RECORDED DATA

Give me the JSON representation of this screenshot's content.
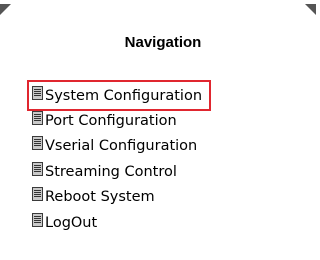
{
  "navigation": {
    "title": "Navigation",
    "items": [
      {
        "label": "System Configuration",
        "icon": "document-icon",
        "highlighted": true
      },
      {
        "label": "Port Configuration",
        "icon": "document-icon",
        "highlighted": false
      },
      {
        "label": "Vserial Configuration",
        "icon": "document-icon",
        "highlighted": false
      },
      {
        "label": "Streaming Control",
        "icon": "document-icon",
        "highlighted": false
      },
      {
        "label": "Reboot System",
        "icon": "document-icon",
        "highlighted": false
      },
      {
        "label": "LogOut",
        "icon": "document-icon",
        "highlighted": false
      }
    ],
    "highlight_color": "#e0262f"
  }
}
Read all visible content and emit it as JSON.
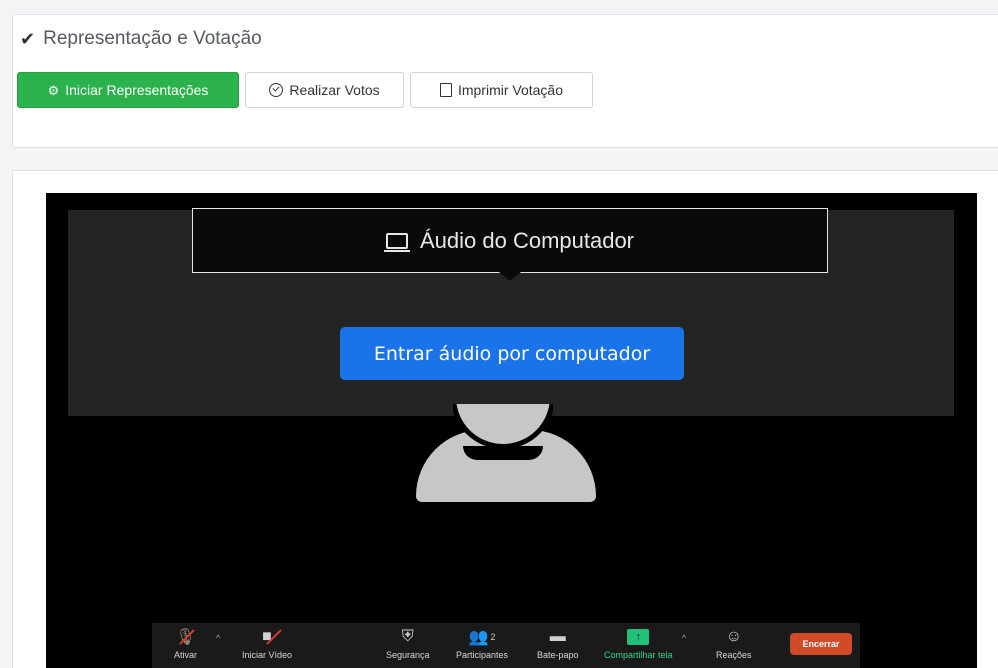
{
  "section": {
    "title": "Representação e Votação",
    "check_icon": "checkmark-icon"
  },
  "actions": {
    "start_label": "Iniciar Representações",
    "vote_label": "Realizar Votos",
    "print_label": "Imprimir Votação"
  },
  "colors": {
    "green": "#2bb24c",
    "join_blue": "#1a73e8",
    "end_red": "#d14b2b",
    "share_green": "#21c17a"
  },
  "zoom": {
    "audio_tooltip": "Áudio do Computador",
    "join_button": "Entrar áudio por computador",
    "toolbar": {
      "mute": "Ativar",
      "video": "Iniciar Vídeo",
      "security": "Segurança",
      "participants": "Participantes",
      "participants_count": "2",
      "chat": "Bate-papo",
      "share": "Compartilhar tela",
      "reactions": "Reações",
      "end": "Encerrar"
    }
  }
}
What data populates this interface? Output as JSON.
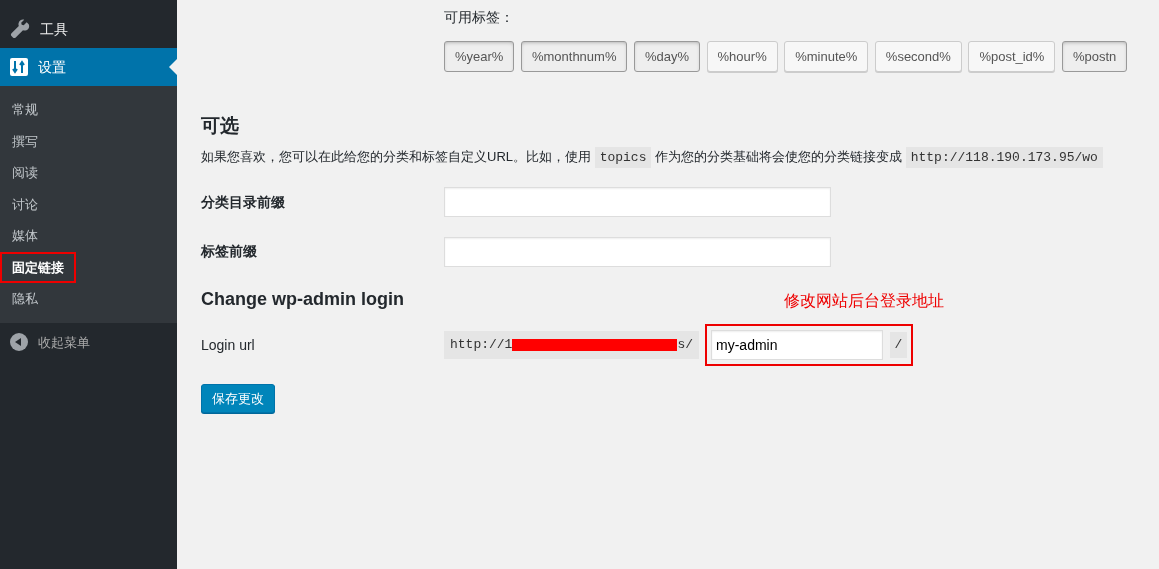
{
  "sidebar": {
    "menu": [
      {
        "label": "工具",
        "selected": false
      },
      {
        "label": "设置",
        "selected": true
      }
    ],
    "submenu": [
      {
        "label": "常规",
        "selected": false,
        "highlighted": false
      },
      {
        "label": "撰写",
        "selected": false,
        "highlighted": false
      },
      {
        "label": "阅读",
        "selected": false,
        "highlighted": false
      },
      {
        "label": "讨论",
        "selected": false,
        "highlighted": false
      },
      {
        "label": "媒体",
        "selected": false,
        "highlighted": false
      },
      {
        "label": "固定链接",
        "selected": true,
        "highlighted": true
      },
      {
        "label": "隐私",
        "selected": false,
        "highlighted": false
      }
    ],
    "collapse": "收起菜单"
  },
  "tags": {
    "label": "可用标签：",
    "items": [
      {
        "label": "%year%",
        "selected": true
      },
      {
        "label": "%monthnum%",
        "selected": true
      },
      {
        "label": "%day%",
        "selected": true
      },
      {
        "label": "%hour%",
        "selected": false
      },
      {
        "label": "%minute%",
        "selected": false
      },
      {
        "label": "%second%",
        "selected": false
      },
      {
        "label": "%post_id%",
        "selected": false
      },
      {
        "label": "%postn",
        "selected": true
      }
    ]
  },
  "optional": {
    "heading": "可选",
    "intro": [
      {
        "kind": "text",
        "text": "如果您喜欢，您可以在此给您的分类和标签自定义URL。比如，使用"
      },
      {
        "kind": "code",
        "text": "topics"
      },
      {
        "kind": "text",
        "text": "作为您的分类基础将会使您的分类链接变成"
      },
      {
        "kind": "code",
        "text": "http://118.190.173.95/wo"
      }
    ],
    "fields": [
      {
        "label": "分类目录前缀"
      },
      {
        "label": "标签前缀"
      }
    ]
  },
  "login": {
    "heading": "Change wp-admin login",
    "annotation": "修改网站后台登录地址",
    "label": "Login url",
    "prefix": "http://1",
    "suffix": "s/",
    "redacted": true,
    "value": "my-admin",
    "end": "/",
    "highlighted": true
  },
  "save_button": "保存更改"
}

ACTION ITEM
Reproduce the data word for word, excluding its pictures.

TASK RESPONSE
Give me the JSON representation of this screenshot's content.
{
  "navigation": {
    "title": "Navigation",
    "items": [
      {
        "label": "System Configuration",
        "icon": "document-icon",
        "highlighted": true
      },
      {
        "label": "Port Configuration",
        "icon": "document-icon",
        "highlighted": false
      },
      {
        "label": "Vserial Configuration",
        "icon": "document-icon",
        "highlighted": false
      },
      {
        "label": "Streaming Control",
        "icon": "document-icon",
        "highlighted": false
      },
      {
        "label": "Reboot System",
        "icon": "document-icon",
        "highlighted": false
      },
      {
        "label": "LogOut",
        "icon": "document-icon",
        "highlighted": false
      }
    ],
    "highlight_color": "#e0262f"
  }
}
Read all visible content and emit it as JSON.
{
  "section": {
    "title": "Representação e Votação",
    "check_icon": "checkmark-icon"
  },
  "actions": {
    "start_label": "Iniciar Representações",
    "vote_label": "Realizar Votos",
    "print_label": "Imprimir Votação"
  },
  "colors": {
    "green": "#2bb24c",
    "join_blue": "#1a73e8",
    "end_red": "#d14b2b",
    "share_green": "#21c17a"
  },
  "zoom": {
    "audio_tooltip": "Áudio do Computador",
    "join_button": "Entrar áudio por computador",
    "toolbar": {
      "mute": "Ativar",
      "video": "Iniciar Vídeo",
      "security": "Segurança",
      "participants": "Participantes",
      "participants_count": "2",
      "chat": "Bate-papo",
      "share": "Compartilhar tela",
      "reactions": "Reações",
      "end": "Encerrar"
    }
  }
}
What data populates this interface? Output as JSON.
{
  "sidebar": {
    "menu": [
      {
        "label": "工具",
        "selected": false
      },
      {
        "label": "设置",
        "selected": true
      }
    ],
    "submenu": [
      {
        "label": "常规",
        "selected": false,
        "highlighted": false
      },
      {
        "label": "撰写",
        "selected": false,
        "highlighted": false
      },
      {
        "label": "阅读",
        "selected": false,
        "highlighted": false
      },
      {
        "label": "讨论",
        "selected": false,
        "highlighted": false
      },
      {
        "label": "媒体",
        "selected": false,
        "highlighted": false
      },
      {
        "label": "固定链接",
        "selected": true,
        "highlighted": true
      },
      {
        "label": "隐私",
        "selected": false,
        "highlighted": false
      }
    ],
    "collapse": "收起菜单"
  },
  "tags": {
    "label": "可用标签：",
    "items": [
      {
        "label": "%year%",
        "selected": true
      },
      {
        "label": "%monthnum%",
        "selected": true
      },
      {
        "label": "%day%",
        "selected": true
      },
      {
        "label": "%hour%",
        "selected": false
      },
      {
        "label": "%minute%",
        "selected": false
      },
      {
        "label": "%second%",
        "selected": false
      },
      {
        "label": "%post_id%",
        "selected": false
      },
      {
        "label": "%postn",
        "selected": true
      }
    ]
  },
  "optional": {
    "heading": "可选",
    "intro": [
      {
        "kind": "text",
        "text": "如果您喜欢，您可以在此给您的分类和标签自定义URL。比如，使用"
      },
      {
        "kind": "code",
        "text": "topics"
      },
      {
        "kind": "text",
        "text": "作为您的分类基础将会使您的分类链接变成"
      },
      {
        "kind": "code",
        "text": "http://118.190.173.95/wo"
      }
    ],
    "fields": [
      {
        "label": "分类目录前缀"
      },
      {
        "label": "标签前缀"
      }
    ]
  },
  "login": {
    "heading": "Change wp-admin login",
    "annotation": "修改网站后台登录地址",
    "label": "Login url",
    "prefix": "http://1",
    "suffix": "s/",
    "redacted": true,
    "value": "my-admin",
    "end": "/",
    "highlighted": true
  },
  "save_button": "保存更改"
}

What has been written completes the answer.